Instructions for the task -> Once you have read the data below, write it all out exactly.

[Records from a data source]
________________
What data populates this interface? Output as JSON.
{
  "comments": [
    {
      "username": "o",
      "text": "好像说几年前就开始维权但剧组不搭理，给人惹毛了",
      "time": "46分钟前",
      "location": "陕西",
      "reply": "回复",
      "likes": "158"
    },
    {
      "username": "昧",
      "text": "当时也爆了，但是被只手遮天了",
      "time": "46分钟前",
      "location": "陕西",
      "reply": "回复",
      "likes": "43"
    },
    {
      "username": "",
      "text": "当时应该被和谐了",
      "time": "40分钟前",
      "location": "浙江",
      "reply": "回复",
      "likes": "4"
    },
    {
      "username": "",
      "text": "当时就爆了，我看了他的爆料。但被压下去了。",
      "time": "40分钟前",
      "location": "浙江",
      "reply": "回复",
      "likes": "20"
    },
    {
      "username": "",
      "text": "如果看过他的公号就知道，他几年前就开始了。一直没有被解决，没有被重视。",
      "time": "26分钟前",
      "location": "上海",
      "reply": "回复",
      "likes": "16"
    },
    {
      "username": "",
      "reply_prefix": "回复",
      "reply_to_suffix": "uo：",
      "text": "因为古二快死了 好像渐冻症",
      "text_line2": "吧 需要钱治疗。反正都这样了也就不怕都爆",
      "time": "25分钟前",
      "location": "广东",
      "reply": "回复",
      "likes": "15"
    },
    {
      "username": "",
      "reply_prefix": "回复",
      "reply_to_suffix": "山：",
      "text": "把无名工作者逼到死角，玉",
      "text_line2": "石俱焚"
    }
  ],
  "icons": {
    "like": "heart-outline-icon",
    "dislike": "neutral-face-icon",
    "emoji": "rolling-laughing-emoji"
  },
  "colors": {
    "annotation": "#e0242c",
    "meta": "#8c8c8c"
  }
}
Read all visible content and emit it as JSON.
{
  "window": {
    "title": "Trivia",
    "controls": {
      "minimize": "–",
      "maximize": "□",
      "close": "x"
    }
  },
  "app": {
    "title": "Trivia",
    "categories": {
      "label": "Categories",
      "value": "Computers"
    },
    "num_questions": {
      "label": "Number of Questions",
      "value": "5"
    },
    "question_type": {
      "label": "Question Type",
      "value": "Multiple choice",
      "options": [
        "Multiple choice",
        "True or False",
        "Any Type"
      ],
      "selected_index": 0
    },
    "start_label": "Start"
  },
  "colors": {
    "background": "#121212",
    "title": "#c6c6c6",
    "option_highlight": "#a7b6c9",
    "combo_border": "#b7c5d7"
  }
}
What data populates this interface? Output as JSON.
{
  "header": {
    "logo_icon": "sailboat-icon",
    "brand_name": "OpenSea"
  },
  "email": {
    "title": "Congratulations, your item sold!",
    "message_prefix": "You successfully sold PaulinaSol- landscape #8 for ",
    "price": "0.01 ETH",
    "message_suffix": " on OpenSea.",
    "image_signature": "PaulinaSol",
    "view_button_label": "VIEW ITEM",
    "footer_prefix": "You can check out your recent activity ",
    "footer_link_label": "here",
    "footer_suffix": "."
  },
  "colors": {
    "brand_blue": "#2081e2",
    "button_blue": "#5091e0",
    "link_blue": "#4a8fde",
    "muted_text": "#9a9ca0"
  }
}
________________
Response area ->
What data populates this interface? Output as JSON.
{
  "comments": [
    {
      "username": "o",
      "text": "好像说几年前就开始维权但剧组不搭理，给人惹毛了",
      "time": "46分钟前",
      "location": "陕西",
      "reply": "回复",
      "likes": "158"
    },
    {
      "username": "昧",
      "text": "当时也爆了，但是被只手遮天了",
      "time": "46分钟前",
      "location": "陕西",
      "reply": "回复",
      "likes": "43"
    },
    {
      "username": "",
      "text": "当时应该被和谐了",
      "time": "40分钟前",
      "location": "浙江",
      "reply": "回复",
      "likes": "4"
    },
    {
      "username": "",
      "text": "当时就爆了，我看了他的爆料。但被压下去了。",
      "time": "40分钟前",
      "location": "浙江",
      "reply": "回复",
      "likes": "20"
    },
    {
      "username": "",
      "text": "如果看过他的公号就知道，他几年前就开始了。一直没有被解决，没有被重视。",
      "time": "26分钟前",
      "location": "上海",
      "reply": "回复",
      "likes": "16"
    },
    {
      "username": "",
      "reply_prefix": "回复",
      "reply_to_suffix": "uo：",
      "text": "因为古二快死了 好像渐冻症",
      "text_line2": "吧 需要钱治疗。反正都这样了也就不怕都爆",
      "time": "25分钟前",
      "location": "广东",
      "reply": "回复",
      "likes": "15"
    },
    {
      "username": "",
      "reply_prefix": "回复",
      "reply_to_suffix": "山：",
      "text": "把无名工作者逼到死角，玉",
      "text_line2": "石俱焚"
    }
  ],
  "icons": {
    "like": "heart-outline-icon",
    "dislike": "neutral-face-icon",
    "emoji": "rolling-laughing-emoji"
  },
  "colors": {
    "annotation": "#e0242c",
    "meta": "#8c8c8c"
  }
}
Read all visible content and emit it as JSON.
{
  "window": {
    "title": "Trivia",
    "controls": {
      "minimize": "–",
      "maximize": "□",
      "close": "x"
    }
  },
  "app": {
    "title": "Trivia",
    "categories": {
      "label": "Categories",
      "value": "Computers"
    },
    "num_questions": {
      "label": "Number of Questions",
      "value": "5"
    },
    "question_type": {
      "label": "Question Type",
      "value": "Multiple choice",
      "options": [
        "Multiple choice",
        "True or False",
        "Any Type"
      ],
      "selected_index": 0
    },
    "start_label": "Start"
  },
  "colors": {
    "background": "#121212",
    "title": "#c6c6c6",
    "option_highlight": "#a7b6c9",
    "combo_border": "#b7c5d7"
  }
}
What data populates this interface? Output as JSON.
{
  "header": {
    "logo_icon": "sailboat-icon",
    "brand_name": "OpenSea"
  },
  "email": {
    "title": "Congratulations, your item sold!",
    "message_prefix": "You successfully sold PaulinaSol- landscape #8 for ",
    "price": "0.01 ETH",
    "message_suffix": " on OpenSea.",
    "image_signature": "PaulinaSol",
    "view_button_label": "VIEW ITEM",
    "footer_prefix": "You can check out your recent activity ",
    "footer_link_label": "here",
    "footer_suffix": "."
  },
  "colors": {
    "brand_blue": "#2081e2",
    "button_blue": "#5091e0",
    "link_blue": "#4a8fde",
    "muted_text": "#9a9ca0"
  }
}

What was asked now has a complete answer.